Gather insights with Empathic Creativity

Empathic creativity gathers insights into a guide-to-action. Empathic creativity is a direct result of the previous empathic practices. At any time during the design process, the designer can identify significant moments of insight. ‘Significant’ because they are particularly intense, meaningful and memorable. They signify the moment when one realizes something is important. They spur empathic action: they energize people to pick up on what is happening and follow through, enabling designers to identify important data for prototyping and keep everyone on board during the design process.

In Empathic creativity you learn to discern significant insights, learnings and moments to integrate into the design process.

 

In partnership with Design Thinkers Academy, South Africa, we offer Online Integrative Empathy for Design Workshops.

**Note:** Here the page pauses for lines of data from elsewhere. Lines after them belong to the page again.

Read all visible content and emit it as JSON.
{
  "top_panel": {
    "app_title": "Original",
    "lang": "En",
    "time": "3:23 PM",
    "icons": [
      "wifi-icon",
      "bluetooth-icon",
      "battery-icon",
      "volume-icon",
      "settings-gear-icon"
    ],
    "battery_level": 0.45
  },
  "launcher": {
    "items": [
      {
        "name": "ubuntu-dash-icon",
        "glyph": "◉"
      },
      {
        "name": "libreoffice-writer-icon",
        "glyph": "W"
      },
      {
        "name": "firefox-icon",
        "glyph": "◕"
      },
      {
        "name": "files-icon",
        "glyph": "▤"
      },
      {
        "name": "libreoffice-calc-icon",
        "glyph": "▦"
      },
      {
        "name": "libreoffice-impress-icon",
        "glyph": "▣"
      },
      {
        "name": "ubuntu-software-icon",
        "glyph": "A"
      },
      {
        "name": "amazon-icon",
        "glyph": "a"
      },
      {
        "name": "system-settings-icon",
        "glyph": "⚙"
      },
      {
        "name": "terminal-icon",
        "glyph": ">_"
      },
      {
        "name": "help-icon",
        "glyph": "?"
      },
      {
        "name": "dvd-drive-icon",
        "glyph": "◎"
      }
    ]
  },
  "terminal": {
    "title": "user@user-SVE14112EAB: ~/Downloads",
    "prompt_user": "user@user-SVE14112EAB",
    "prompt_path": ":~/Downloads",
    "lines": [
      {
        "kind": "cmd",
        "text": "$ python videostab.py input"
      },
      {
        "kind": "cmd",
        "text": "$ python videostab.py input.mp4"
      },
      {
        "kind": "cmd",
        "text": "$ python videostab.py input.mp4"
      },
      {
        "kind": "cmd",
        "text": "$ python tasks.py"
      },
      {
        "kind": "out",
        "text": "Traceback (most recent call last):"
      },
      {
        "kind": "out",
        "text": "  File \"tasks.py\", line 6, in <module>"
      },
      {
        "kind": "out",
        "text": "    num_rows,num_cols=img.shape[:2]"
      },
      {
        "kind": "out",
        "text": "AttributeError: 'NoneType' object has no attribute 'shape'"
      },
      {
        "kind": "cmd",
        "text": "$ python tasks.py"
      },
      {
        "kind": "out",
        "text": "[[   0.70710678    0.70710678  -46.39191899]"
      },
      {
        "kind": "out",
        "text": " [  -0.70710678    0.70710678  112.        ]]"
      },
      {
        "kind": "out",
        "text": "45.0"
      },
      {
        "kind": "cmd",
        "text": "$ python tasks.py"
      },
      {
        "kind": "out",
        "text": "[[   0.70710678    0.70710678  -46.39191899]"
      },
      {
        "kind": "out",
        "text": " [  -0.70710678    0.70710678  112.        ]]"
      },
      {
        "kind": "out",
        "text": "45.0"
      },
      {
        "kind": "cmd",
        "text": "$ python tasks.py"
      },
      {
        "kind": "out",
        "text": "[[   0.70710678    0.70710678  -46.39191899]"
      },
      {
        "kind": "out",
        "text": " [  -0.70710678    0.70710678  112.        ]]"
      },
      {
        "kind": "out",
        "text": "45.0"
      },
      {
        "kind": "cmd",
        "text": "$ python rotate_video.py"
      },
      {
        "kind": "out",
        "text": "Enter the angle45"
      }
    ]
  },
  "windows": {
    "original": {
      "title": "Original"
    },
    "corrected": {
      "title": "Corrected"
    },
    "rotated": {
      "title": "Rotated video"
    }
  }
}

For six weeks online from anywhere in the world, we will guide you through 5 layers of empathy and coach you to apply the skills in your specific design challenge.

 

[1] Schmidsberger, F., & Löffler-Stastka, H. (2018). Empathy is proprioceptive: the bodily fundament of empathy – a philosophical contribution to medical education. BMC medical education, 18(1), 69. doi:10.1186/s12909-018-1161-y

[2] Ma-Kellams, C, & Lerner, J. (2016). Trust your gut or think carefully? Examining whether an intuitive, versus a systematic, mode of thought produces greater empathic accuracy. Journal of Personality and Social Psychology 111.5: 674.